>> What are some of the other ways National City is giving back to the region?

> It’s important for people to know that although we may not be headquartered in St. Louis, we have made a huge investment in this market and we want to make a difference with our charitable dollars. Since arriving in St. Louis three years ago, National City has contributed more than $3 million to local charitable organizations.

In May, National City gave $500,000 over five years to Saint Louis Zoo’s Sea Lion Show. As a kid I have great memories of going to the Zoo, and we wanted to do something for this St. Louis institution. I like to tell people that this is the most fun I ever had giving away money. As part of the sponsorship, the arena has been renovated and the venue has been renamed the National City Sea Lion Arena. It puts a smile on your face when you can work with the world-renowned Saint Louis Zoo and make an impact in the community.

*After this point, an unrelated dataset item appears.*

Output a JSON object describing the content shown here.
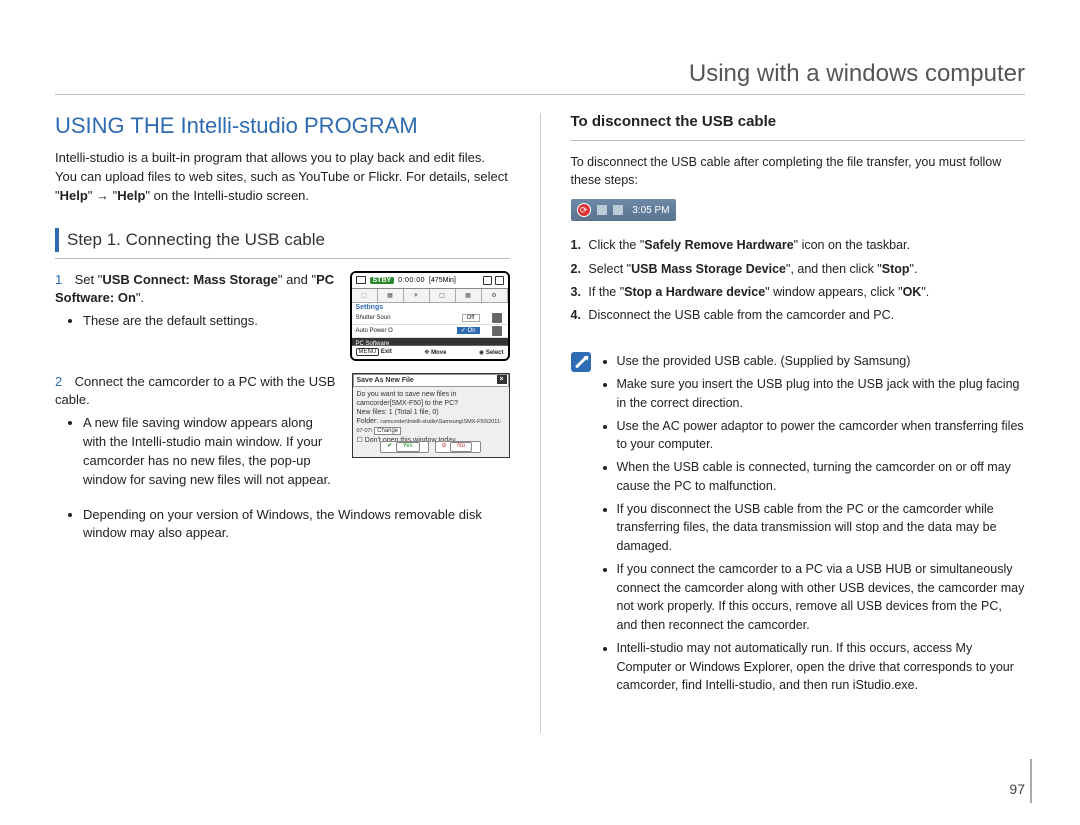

In August, we held our third national Day of Caring where we had 350 employees go out into the community and spend the afternoon volunteering at 10 different nonprofit organizations including the Herbert Hoover Boys & Girls Club and St. Patrick Center.

>> What is your take on the St. Louis economy right now?

> The good news/bad news is we are a slow growth economy. We don’t suffer from the highs and lows here. We have a nice diversification across many industries from financial services and healthcare to law, accounting, architecture and engineering. While we may not have the faster growth we would like, we are consistent and that’s good.

What we have to do as a region is figure out how to grow faster than peer communities like Cincinnati, Minneapolis and Kansas City. If we can grow faster than they are, then we will have the best of all worlds. We really have the best quality of life here.

>> What are the biggest changes you have seen in the banking industry here in the last 10 years?

> We’ve seen large regional and national players move into this market. This has created both opportunities and challenges. It’s brought more competition, which is ultimately good for business.

>> What other trends will we see in banking?

> We will continue to see more consolidation. We will have a few very large players and a lot of small players. If you are in the middle, it’s going to be hard to survive. That’s why Allegiant choose to become part of National City.

>> What do you like about doing business in St. Louis?

> I love the song “Where Everybody Knows Your Name” from the TV show Cheers. That’s what I like about St. Louis. You can’t go anywhere where you don’t know someone. I like that small town feeling. It also makes it easy to do business here—you know who the players are.

>> What do you like to do when you are not working?

> I run five miles every day. In the summer I like to play in the pool with my five children. I also love to read, especially books about history.

>> What’s ahead for you and National City?

> I’ve got 25 more years of work in me and I really want to see National City be in the top three in this market. I’m very competitive and I play to win.

I also want get my five kids through college—that’s a real motivator for me!

But at the end of the day, I want to leave a mark on this community. That’s why I’m involved in so many great organizations like Saint Louis University, Forest Park Forever, the Zoo, the United Way and many others. If I can make a difference in making the St. Louis community a better place, then I have succeeded.

 

 

- - - - - - - - - - - - - - - - - -

Shaun Hayes
Cover Story with Shaun Hayes, National City Bank
Amazing Spaces
4545 Lindell
Dave Sapenaro

- - - - - - - - - - - - - - - - - -

- - - - - - - - - - - - - - - - - -

Carmele Hall and Leon Henderson
Big Brothers/Big Sisters
Andy Trivers
Steve Smith

- - - - - - - - - - - - - - - - - -

 


[ Bookmark/Favorites: http://www.stlcommercemagazine.com/ ]
Home | Archives | Contact Us | Subscription Info
Ad Info | Editorial Calendar | Reprints | Quantity Discounts



Reproduction of material from any stlcommercemagazine.com pages without written permission is strictly prohibited.
Copyright © 2008 St. Louis Regional Chamber & Growth Association (RCGA). All rights reserved.
St. Louis Commerce Magazine, One Metropolitan Square, Suite 1300, St. Louis, MO 63102
Telephone 314 444 1104 | Fax 314 206 3222 | E-mail | Advertising information